Glenn and I were outside playing in the driveway. Abuelo was tinkering around in his shop. Suddenly we heard an earth shattering “GodDammit” and we saw our grandmother swing open the turqouise carport door, so hard we thought the jalousie windows would crack into a million pieces. In her hands she held not one, not two, not three, but four slightly opened boxes of Muellers spaghetti. We stared as she walked over to us then watched in awe as Abuelamom threw all four boxes into the air, scattering hundreds of raw spaghetti strands onto the concrete driveway and yard as she screamed “stop eating my damn spaghetti, Goddammit!”

Glenn and I were speechless for a moment. My grandfather never missed a step in his shop and kept welding away on whatever he was making at the moment. As soon as Abuelamom walked back inside, Glenn and I burst out into uncontrollable laughter as we began picking up each one of those strands until the last straw was in the garbage.

I can’t remember if we ever ate my grandmother’s spaghetti after that day. But to THIS day, you’ll still find me cooking spaghetti and sneaking in a few strands to munch on while boiling the others. And if you ask Glenn, I’m almost certain he hasn’t lost the urge to do the same. ๐Ÿ˜‰

Here’s a spaghetti recipe in honor of our Abuelamom. And while you make it, sneak a piece and let me know how ya like it. ๐Ÿ˜‰

Lemon spaghetti with veggies

1 box brown rice spaghetti (or whatever spaghetti you like!)
2 cups of fresh spinach leaves
1/2 cup extra virgin olive oil
1 1/2 cups freshly squeezed lemon juice
2 tbsp. garlic powder
1 tbsp. salt (remember, you have a full lb. of pasta!)
1 tbsp. dried basil
1 tbsp. chopped parsley
8-10 cherry tomatoes, halved
1/3 cup sliced black olives
1/2 shallot, minced

Boil the pasta as directed, but try and cook to slightly al dente, just for good measure =) Drain, do NOT rinse, and add back into the original pot. Turn off heat. In a bowl, combine lemon juice, shallot, spices, salt. Whisk together to combine. Continue whisking and add EVOO until the oil has emulsified into the juice mixture. Set aside. Add spinach, tomatoes and olives to the hot pasta. The temperature of the pasta will wilt the spinach just enough to soften it, but leaving the bright green color and flavors intact. Pour the dressing over the pasta and stir until all pasta is coated. Let the pasta sit for 5 minutes, then serve warm. I like to add an extra squeeze of lemon to each individual serving, just for some extra pizazz. Enjoy!

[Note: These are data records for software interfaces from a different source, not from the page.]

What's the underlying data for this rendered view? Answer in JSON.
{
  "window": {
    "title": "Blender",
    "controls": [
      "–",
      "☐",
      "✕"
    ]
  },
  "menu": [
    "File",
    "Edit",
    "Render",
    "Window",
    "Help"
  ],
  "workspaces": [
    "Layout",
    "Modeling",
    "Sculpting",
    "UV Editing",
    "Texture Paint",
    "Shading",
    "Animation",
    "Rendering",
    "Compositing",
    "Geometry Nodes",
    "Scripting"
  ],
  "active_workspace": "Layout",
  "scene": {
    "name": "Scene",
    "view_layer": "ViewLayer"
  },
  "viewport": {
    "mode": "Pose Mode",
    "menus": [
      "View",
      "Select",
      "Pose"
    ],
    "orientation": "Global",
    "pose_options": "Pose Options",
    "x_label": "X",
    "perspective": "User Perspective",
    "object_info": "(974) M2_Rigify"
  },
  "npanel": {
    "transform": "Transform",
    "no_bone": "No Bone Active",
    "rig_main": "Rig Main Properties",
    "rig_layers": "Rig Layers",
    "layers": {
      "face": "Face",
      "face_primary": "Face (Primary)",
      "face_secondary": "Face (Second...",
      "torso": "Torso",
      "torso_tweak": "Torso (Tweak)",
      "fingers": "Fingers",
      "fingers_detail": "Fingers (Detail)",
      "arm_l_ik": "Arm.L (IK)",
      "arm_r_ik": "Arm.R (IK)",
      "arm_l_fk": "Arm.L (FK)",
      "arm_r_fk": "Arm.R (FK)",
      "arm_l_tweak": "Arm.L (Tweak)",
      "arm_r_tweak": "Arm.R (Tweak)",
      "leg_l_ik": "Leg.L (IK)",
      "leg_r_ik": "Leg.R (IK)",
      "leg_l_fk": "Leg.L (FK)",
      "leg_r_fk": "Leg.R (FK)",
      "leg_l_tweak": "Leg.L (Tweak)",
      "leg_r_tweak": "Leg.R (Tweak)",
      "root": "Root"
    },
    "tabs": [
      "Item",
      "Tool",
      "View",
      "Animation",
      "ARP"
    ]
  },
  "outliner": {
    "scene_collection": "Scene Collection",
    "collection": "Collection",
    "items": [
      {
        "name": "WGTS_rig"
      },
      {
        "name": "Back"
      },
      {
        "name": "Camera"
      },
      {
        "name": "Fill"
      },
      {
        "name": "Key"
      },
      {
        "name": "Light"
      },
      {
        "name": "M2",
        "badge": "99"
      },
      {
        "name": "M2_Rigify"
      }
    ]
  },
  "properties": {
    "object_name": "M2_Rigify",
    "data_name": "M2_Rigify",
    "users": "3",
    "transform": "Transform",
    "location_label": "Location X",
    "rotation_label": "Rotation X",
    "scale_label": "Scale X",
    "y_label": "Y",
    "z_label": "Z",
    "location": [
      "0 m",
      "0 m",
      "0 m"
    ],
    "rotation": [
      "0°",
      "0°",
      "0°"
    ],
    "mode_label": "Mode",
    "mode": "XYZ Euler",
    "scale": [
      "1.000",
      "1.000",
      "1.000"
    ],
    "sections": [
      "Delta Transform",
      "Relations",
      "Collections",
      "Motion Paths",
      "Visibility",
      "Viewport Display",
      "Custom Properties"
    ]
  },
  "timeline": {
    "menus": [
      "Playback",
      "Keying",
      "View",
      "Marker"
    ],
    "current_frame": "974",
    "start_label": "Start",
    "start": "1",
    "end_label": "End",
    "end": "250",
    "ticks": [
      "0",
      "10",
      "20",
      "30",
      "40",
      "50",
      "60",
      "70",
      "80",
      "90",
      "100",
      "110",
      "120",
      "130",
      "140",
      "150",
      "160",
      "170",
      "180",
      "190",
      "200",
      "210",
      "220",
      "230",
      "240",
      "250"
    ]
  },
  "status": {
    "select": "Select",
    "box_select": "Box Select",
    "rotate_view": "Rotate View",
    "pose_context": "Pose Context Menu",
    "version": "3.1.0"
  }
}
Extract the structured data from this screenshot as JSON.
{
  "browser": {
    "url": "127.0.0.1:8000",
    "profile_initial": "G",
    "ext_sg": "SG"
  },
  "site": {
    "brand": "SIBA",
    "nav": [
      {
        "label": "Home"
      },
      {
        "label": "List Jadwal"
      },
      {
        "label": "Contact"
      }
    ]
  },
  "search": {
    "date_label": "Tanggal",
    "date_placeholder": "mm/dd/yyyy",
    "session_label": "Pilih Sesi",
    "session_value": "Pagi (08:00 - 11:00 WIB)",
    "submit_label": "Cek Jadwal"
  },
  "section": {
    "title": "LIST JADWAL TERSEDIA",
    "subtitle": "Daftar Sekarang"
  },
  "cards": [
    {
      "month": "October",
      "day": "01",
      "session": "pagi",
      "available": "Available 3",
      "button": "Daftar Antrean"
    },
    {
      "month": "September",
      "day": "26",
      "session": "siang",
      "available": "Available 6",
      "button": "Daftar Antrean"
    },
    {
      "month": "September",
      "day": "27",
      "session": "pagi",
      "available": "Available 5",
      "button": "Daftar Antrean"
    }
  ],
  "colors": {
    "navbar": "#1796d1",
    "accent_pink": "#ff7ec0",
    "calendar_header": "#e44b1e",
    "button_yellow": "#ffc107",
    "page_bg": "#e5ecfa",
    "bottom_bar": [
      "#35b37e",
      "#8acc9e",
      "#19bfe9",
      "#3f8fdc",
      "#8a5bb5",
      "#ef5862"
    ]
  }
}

7014What’s the craziest thing you’ve ever enjoyed eating?

Steph ๐Ÿ™‚


Sate Southeast Asian Grill review

I love the idea of build-your-own style restaurants. You know, places like Chipotle and the now deceased Dish (let’s have a moment of silence, please).

When I found out about Sate Southeast Asian Grill, I knew I would be a fan. Not only because of the creative concept, but because of the fresh options I had heard about through some friends. Continue reading


Too fat for a gym?

Lately I’ve had people searching for some interesting things that have led them to my blog.

“Am I too fat to workout at a gym?”
“Too heavy for Orange Theory?”
“Weight limit for rower”
“How to overcome humiliation at a gym”
“How much should I weigh before gym membership” Continue reading